When I come across problems like this, I like to answer the question intuitively before solving for the actual answer. My brother and I both guessed what the distribution looked like. We both thought there’d be a very low chance of n or 1 being returned, and a higher chance of a number in the middle being returned. I thought the mode of the distribution would be lower than him.

Perhaps because probability wasn’t beneficial in the anscestral environment, we were both wrong. The distribution is actually perfectly uniform. Elementary math will show that the probability of rolling the first few numbers is exactly the same:

$\frac{1}{n} , \frac{n-1}{n} \frac{1}{n-1} , \frac{n-1}{n} \frac{n-2}{n-1} \frac{1}{n-2}$

I tested this empirically and produced the following histogram.

Here’s the R Code that generated that:

##Run Parameters
sides <- 100
runs <- 100000

Simulation <- as.data.frame(matrix(data=0,nrow=sides,ncol=runs))
for (n in 1:sides){
Simulation[n,] <- floor(runif(runs,1,sides-n+2))
}

Simulation <- Simulation==1

Outcomes <- vector(mode="integer",length=runs)

for (n in 1:runs){
Outcomes[n] <- which.max(Simulation[,n])
}

hist(Outcomes,breaks=20)

Monday Math Problem #1: Expected Births

My colleague Max Lummis became a father over the weekend, so in order to wrap up the recent series of posts on expected value, here’s a birth-themed, three-part math problem for your Monday afternoon.

I’ll give a hat-tip to the person who introduced me to the problem after posting the solution in a few days. Feel free to reference Wolfram and the rules of expectations.

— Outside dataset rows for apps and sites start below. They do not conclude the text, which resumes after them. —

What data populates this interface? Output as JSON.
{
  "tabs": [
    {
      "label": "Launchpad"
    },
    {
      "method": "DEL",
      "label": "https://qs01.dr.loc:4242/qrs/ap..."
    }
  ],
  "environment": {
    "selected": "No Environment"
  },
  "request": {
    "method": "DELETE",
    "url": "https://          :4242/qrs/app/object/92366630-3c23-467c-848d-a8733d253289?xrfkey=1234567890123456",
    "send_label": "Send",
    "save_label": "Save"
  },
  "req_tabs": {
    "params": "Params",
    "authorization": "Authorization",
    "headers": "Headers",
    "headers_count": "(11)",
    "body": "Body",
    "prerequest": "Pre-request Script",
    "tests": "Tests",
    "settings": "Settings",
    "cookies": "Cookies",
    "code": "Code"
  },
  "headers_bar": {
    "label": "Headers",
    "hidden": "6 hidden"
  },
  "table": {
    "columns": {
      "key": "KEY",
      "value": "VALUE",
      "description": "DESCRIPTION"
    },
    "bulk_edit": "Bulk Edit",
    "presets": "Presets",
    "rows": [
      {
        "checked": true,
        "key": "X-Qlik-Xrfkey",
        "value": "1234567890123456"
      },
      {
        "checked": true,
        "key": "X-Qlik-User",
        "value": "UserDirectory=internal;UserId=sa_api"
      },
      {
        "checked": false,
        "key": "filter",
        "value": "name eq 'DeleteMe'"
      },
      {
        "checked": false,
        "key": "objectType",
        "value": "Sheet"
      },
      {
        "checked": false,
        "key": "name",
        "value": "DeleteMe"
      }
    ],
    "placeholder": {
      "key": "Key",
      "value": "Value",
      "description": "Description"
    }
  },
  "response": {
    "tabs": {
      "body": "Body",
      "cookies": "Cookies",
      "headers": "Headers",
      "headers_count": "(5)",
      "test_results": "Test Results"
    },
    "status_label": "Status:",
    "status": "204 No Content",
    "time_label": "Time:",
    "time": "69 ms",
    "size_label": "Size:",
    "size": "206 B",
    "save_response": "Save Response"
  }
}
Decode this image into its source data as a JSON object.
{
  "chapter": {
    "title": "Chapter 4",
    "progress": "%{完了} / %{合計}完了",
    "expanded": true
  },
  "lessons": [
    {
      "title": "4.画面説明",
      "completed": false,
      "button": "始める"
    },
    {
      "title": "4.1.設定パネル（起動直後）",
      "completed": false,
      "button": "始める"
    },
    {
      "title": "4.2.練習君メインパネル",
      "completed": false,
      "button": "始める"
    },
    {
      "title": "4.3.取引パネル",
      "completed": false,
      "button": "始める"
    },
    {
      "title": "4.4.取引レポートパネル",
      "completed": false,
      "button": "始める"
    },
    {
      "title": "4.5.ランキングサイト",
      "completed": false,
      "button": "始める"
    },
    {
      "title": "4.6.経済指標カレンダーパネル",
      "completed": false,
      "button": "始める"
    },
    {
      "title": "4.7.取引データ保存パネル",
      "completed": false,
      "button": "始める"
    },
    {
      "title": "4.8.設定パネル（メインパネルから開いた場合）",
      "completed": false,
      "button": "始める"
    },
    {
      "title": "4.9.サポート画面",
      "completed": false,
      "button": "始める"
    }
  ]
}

Suppose there’s parents that can have infinite children who really want a boy. They will have kids until they have a boy. The probability of any given child being a boy is 50 percent.

1. What is the expected number of boys?
2. What is the expected number of girls?
3. What is the expected percentage of the children that will be girls?

The Rules of Expectations

As promised, here are some rules for working with expected values, first in words and then in math. All of these can be verified in excel. I’ll also include a list of things that are not rules for working with expectations. These are all especially relevant in valuation if you have multiple uncertain parameters you are combining through probabilities. These also come into play while making total rows at the bottom of complex schedules. Sometimes they won’t foot, and this post will help you understand why.

The expected value of a constant is a constant.

$E[c] = c$

The expected value of two random values is equal to the sum of the expected values.

$E[X + Y] = E[X] + E[Y]$

The expected value of a random variable times a constant is equal to the constant times the expected value of the random variable.

$E[cX] = cE[X]$

Please note that this doesn’t hold if c is not a constant.

$E[XY] \neq E[X]E[Y]$

Remember these rules, as you will be tested on them.